Sleep Schedule Disruption May Increase Diabetes Risk

Shifts in sleep schedules may increase an individual's risk for diabetes.

Shifts in sleep schedules may increase an individual’s risk for diabetes.

A new study examined the role of “social jetlag” in predisposing individuals to diabetes and heart disease. Social jetlag was defined as the clash between a person’s biological circadian rhythm and their actual sleep habits, which can be affected by social obligations.

Researchers from the University of Pittsburgh observed nearly 450 healthy middle-aged adults who worked part- or full-time day shifts in order to assess how work schedules can affect day-to-day circadian dysregulation.

The participants were between the ages of 30 and 54 and worked at least 25 hours per week outside the house.

The participants wore wristbands that monitored movement and sleep for 24 hours a day for an entire week. The participants also completed a questionnaire that asked about their diet and exercise habits.

The majority of study participants (almost 85%) had a later halfway point in their sleep cycle on their free days compared with their workdays. The remaining 15% had an earlier halfway point on free days compared with workdays.
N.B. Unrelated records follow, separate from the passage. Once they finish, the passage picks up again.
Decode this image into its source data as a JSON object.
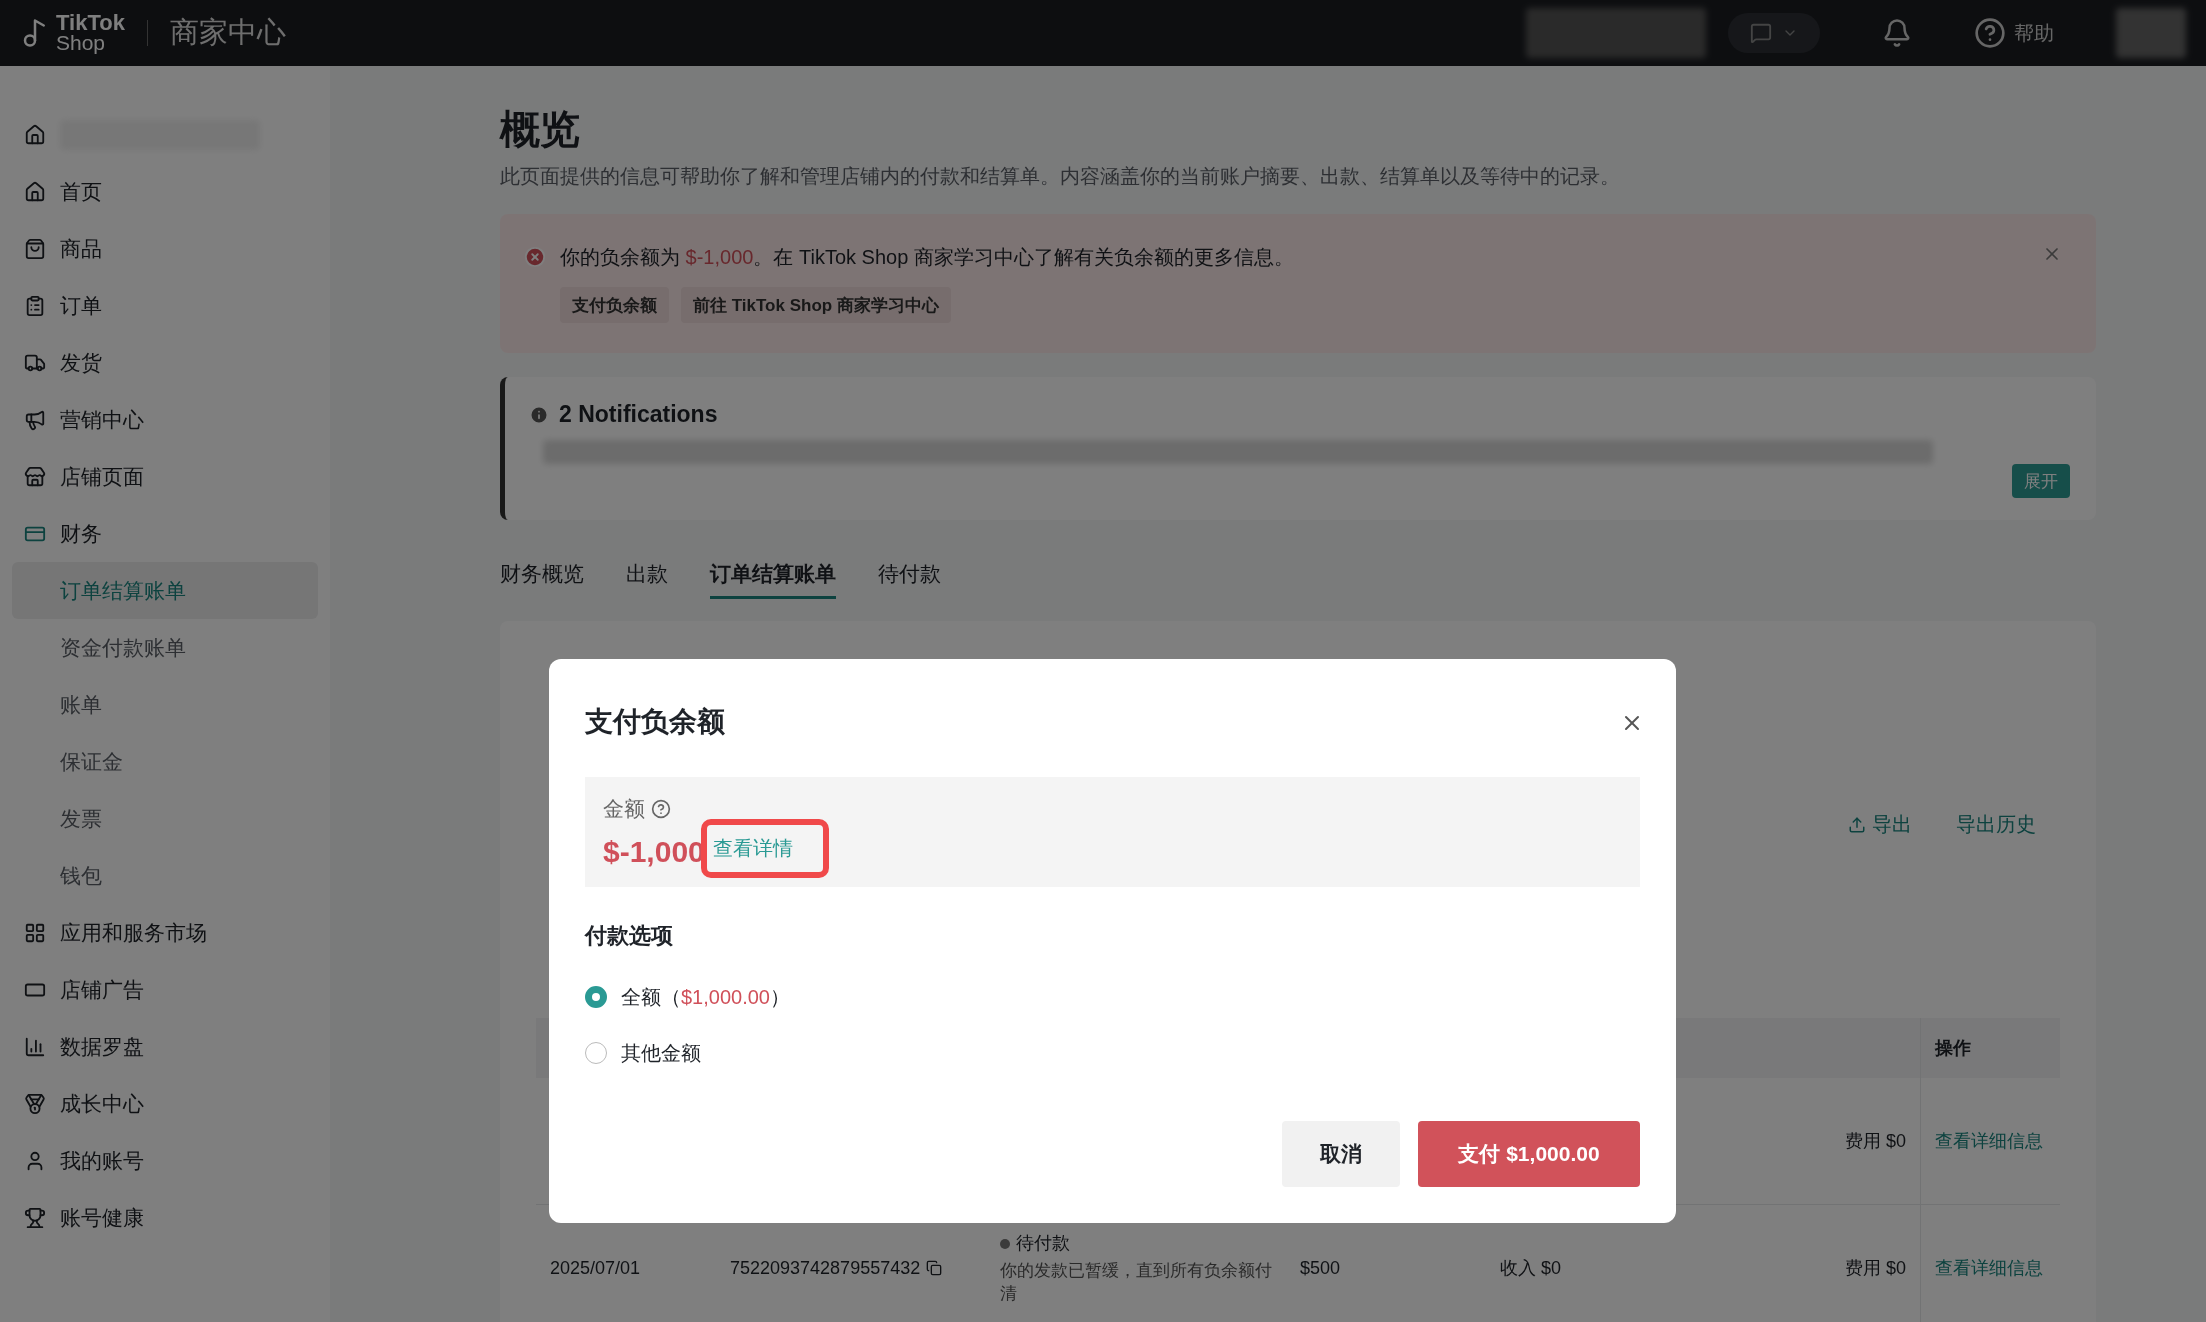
{
  "topbar": {
    "logo_top": "TikTok",
    "logo_bottom": "Shop",
    "product": "商家中心",
    "help": "帮助"
  },
  "sidebar": {
    "items": [
      {
        "label": "首页"
      },
      {
        "label": "商品"
      },
      {
        "label": "订单"
      },
      {
        "label": "发货"
      },
      {
        "label": "营销中心"
      },
      {
        "label": "店铺页面"
      },
      {
        "label": "财务",
        "expanded": true,
        "children": [
          {
            "label": "订单结算账单",
            "selected": true
          },
          {
            "label": "资金付款账单",
            "selected": false
          },
          {
            "label": "账单",
            "selected": false
          },
          {
            "label": "保证金",
            "selected": false
          },
          {
            "label": "发票",
            "selected": false
          },
          {
            "label": "钱包",
            "selected": false
          }
        ]
      },
      {
        "label": "应用和服务市场"
      },
      {
        "label": "店铺广告"
      },
      {
        "label": "数据罗盘"
      },
      {
        "label": "成长中心"
      },
      {
        "label": "我的账号"
      },
      {
        "label": "账号健康"
      }
    ]
  },
  "page": {
    "title": "概览",
    "description": "此页面提供的信息可帮助你了解和管理店铺内的付款和结算单。内容涵盖你的当前账户摘要、出款、结算单以及等待中的记录。"
  },
  "alert": {
    "prefix": "你的负余额为 ",
    "amount": "$-1,000",
    "suffix": "。在 TikTok Shop 商家学习中心了解有关负余额的更多信息。",
    "buttons": [
      "支付负余额",
      "前往 TikTok Shop 商家学习中心"
    ]
  },
  "notifications": {
    "title": "2 Notifications",
    "button": "展开"
  },
  "tabs": [
    {
      "label": "财务概览",
      "selected": false
    },
    {
      "label": "出款",
      "selected": false
    },
    {
      "label": "订单结算账单",
      "selected": true
    },
    {
      "label": "待付款",
      "selected": false
    }
  ],
  "statements": {
    "actions": [
      "导出",
      "导出历史"
    ],
    "table": {
      "columns": [
        "操作"
      ],
      "rows": [
        {
          "date": "",
          "id": "",
          "status": "",
          "note": "",
          "amount": "",
          "income": "",
          "fee": "费用 $0",
          "action": "查看详细信息"
        },
        {
          "date": "2025/07/01",
          "id": "7522093742879557432",
          "status": "待付款",
          "note": "你的发款已暂缓，直到所有负余额付清",
          "amount": "$500",
          "income": "收入 $0",
          "fee": "费用 $0",
          "action": "查看详细信息"
        }
      ]
    }
  },
  "modal": {
    "title": "支付负余额",
    "amount_label": "金额",
    "amount": "$-1,000",
    "details_link": "查看详情",
    "highlighted": true,
    "options_title": "付款选项",
    "options": [
      {
        "label": "全额（",
        "amount": "$1,000.00",
        "suffix": "）",
        "selected": true
      },
      {
        "label": "其他金额",
        "selected": false
      }
    ],
    "cancel": "取消",
    "pay": "支付 $1,000.00"
  }
}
The researchers found that the participants with greater disjointedness between their sleep schedules on free versus working days tended to have poorer cholesterol profiles, higher fasting insulin levels, larger waist circumference, and higher body mass index. They were also more likely to be resistant to insulin.
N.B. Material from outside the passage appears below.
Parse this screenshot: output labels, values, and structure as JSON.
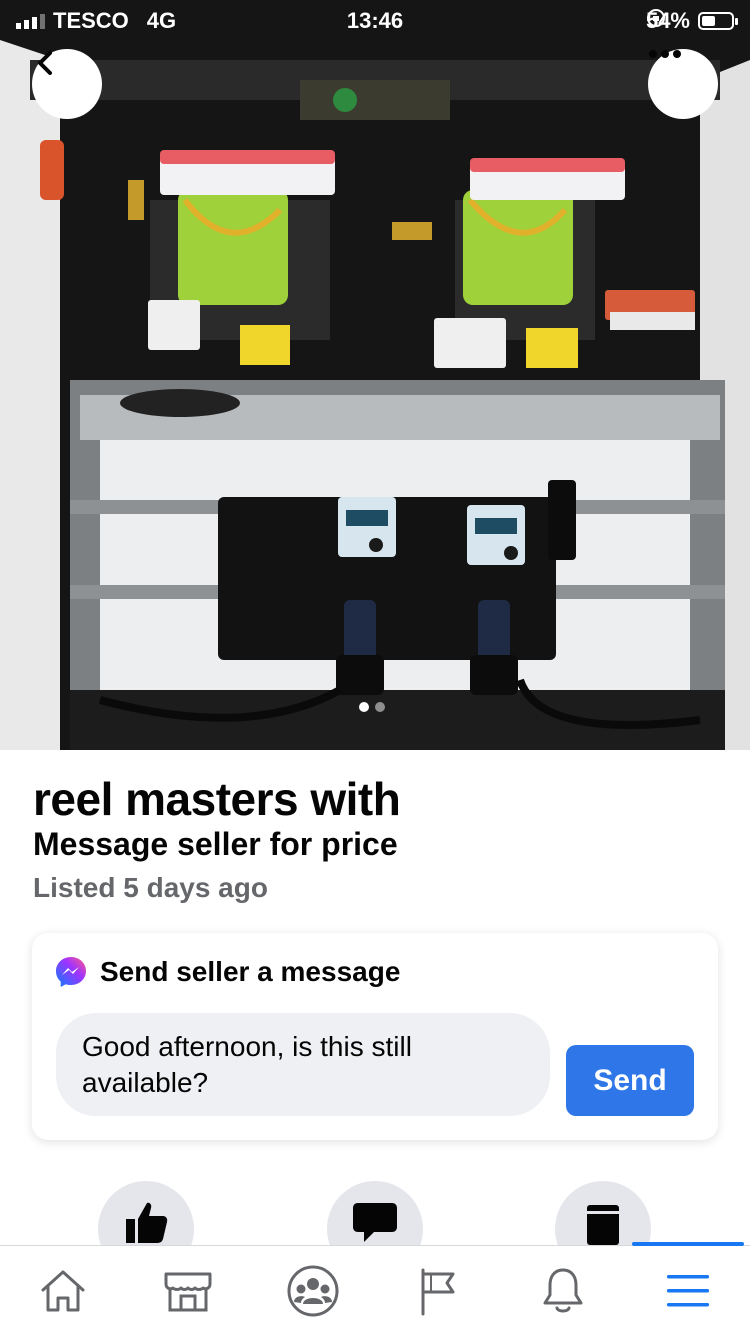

These findings remained true even when the researchers adjusted for factors like varying sleep measures, physical activity, and caloric intake.

“…[E]ven among healthy, working adults who experience a less extreme range of mismatches in their sleep schedule, social jetlag can contribute to metabolic problems,” said Patricia M. Wong, MS, of the University of Pittsburgh, in a press release. “These metabolic changes can contribute to the development of obesity, diabetes, and cardiovascular disease.”

The researchers said they would like to see other investigative teams replicate their findings in the future. A replication would indicate that there is a need to examine how modern work and social obligations affect sleep and health, the researchers said.

“There could be benefits to clinical interventions focused on circadian disturbances, workplace education to help employees and their families make informed decisions about structuring their schedules, and policies to encourage employers to consider these issues,” Wong said in a press release.

Previous research found that social jetlag can influence obesity and can be an indicator of cardiovascular function, as well.

“Our results, along with other recent reports, suggest that a misalignment of the biological and socially influenced sleep timing is an additional factor contributing to risk for developing obesity, type 2 diabetes, and atherosclerotic cardiovascular disease and highlight the potential for sleep and circadian-focused interventions in preventative health care,” the researchers concluded.

These findings were published in The Journal of Clinical Endocrinology & Metabolism.